To rediscover the Apostles and the life of the early Church, Mr. Aquilina employs a a simple technique that yields wonderfully surprising results: He asks us to forget, at least momentarily, the history attached to religious vocabulary like apostle, minister, liturgy, martyr, and heresy and rediscover what those words originally meant on the lips of Peter and Paul. Take for example the word "minister." The Greek word is leitourgos, and it refers to someone paid to perform a public work. The leitourgos' work was a leitourgia, or "liturgy." It was a common word applied to any public work (road work, sewage, etc.). The realization is powerful: Christian ministers were those who led the Church in her public work - her Eucharistic worship! Or consider Aquilina's elucidation of the term apostle: "The Greek apostolos means 'one who is sent.' It describes an agent or vicar, an emissary or ambassador. More than a messenger, an apostolos is a representative. Scholars believe the word is a direct translation of the Hebrew shaliah; and the ancient rabbis pronounced that 'a man's shaliah is as himself'" (p.34).
Such insights abound as Aquilina leads us through the period recounted in the Acts of the Apostles. His thorough knowledge of first century Judaism and the early Church bring the biblical text to life and help readers penetrate it at a deeper level. His chapter on Pentecost - and I do not say this lightly - is perhaps the best treatment of the subject that I have read. Here are few quick insights to whet your appetite:
Some years before Jesus had said to his disciples, "The harvest is plentiful" (Luke 10:2). The great harvest began, appropriately enough, at Pentecost, the feast of the harvest - the day dedicated to the gathering and offering of firstfruits (p. 51).
Over the centuries, Pentecost had grown in importance and had gathered layers of spiritual and historical significance. By the lifetime of Jesus and the Apostles, it had become primarily a celebration of the giving of the law to Moses (p.42).
The cosmic phenomena, the wind and fire, would have been familiar because of the context of the feast day. They had been prefigured when God gave the law to Moses. In those days, "there were thunders and lightnings, and a thick cloud upon the mountain, and a very loud trumpet blast....And Mount Sinai was wrapped in smoke" (Exod. 19:16, 18). Now, on the anniversary, came fire from heaven and a sound like the rush of a mighty wind (p.46).I have quoted what amounts to a third of one of Mr. Aquilina's pages; this chapter has thirteen pages worth of equally brilliant insights.
I have a confession to make. As much as I enjoyed The Apostles and Their Times, I almost missed out on it. In 2015, NBC ran the miniseries, A.D. The Bible Continues. This book was originally published under the title A.D. Ministers and Martyrs and was advertised as being "Based on the NBC Television Event." I had no interest in NBC's take on Acts of the Apostles so, as much as I admire Mike Aquilina, I never picked up the book.
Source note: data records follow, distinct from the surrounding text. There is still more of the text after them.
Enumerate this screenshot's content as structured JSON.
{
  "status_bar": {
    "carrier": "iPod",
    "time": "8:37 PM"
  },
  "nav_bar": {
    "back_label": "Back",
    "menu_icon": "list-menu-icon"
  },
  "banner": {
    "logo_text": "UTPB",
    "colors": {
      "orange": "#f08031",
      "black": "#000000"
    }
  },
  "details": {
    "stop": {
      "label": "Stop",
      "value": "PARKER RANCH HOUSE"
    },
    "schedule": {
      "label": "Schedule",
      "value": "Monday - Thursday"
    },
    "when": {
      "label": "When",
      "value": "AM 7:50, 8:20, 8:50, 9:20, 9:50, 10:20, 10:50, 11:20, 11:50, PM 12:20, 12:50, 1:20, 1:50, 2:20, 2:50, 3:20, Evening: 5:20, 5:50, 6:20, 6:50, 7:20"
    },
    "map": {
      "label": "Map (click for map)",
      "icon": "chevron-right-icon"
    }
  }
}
After reading it, however, I can tell you that Aquilina's work stands completely on its own. Were it not for a little research, I would never have known of its connection to the miniseries. I am grateful that Sophia Institute Press saw fit to re-title and re-release this exquisite work. You’ll definitely want this on your shelf. I can easily see it becoming a classic.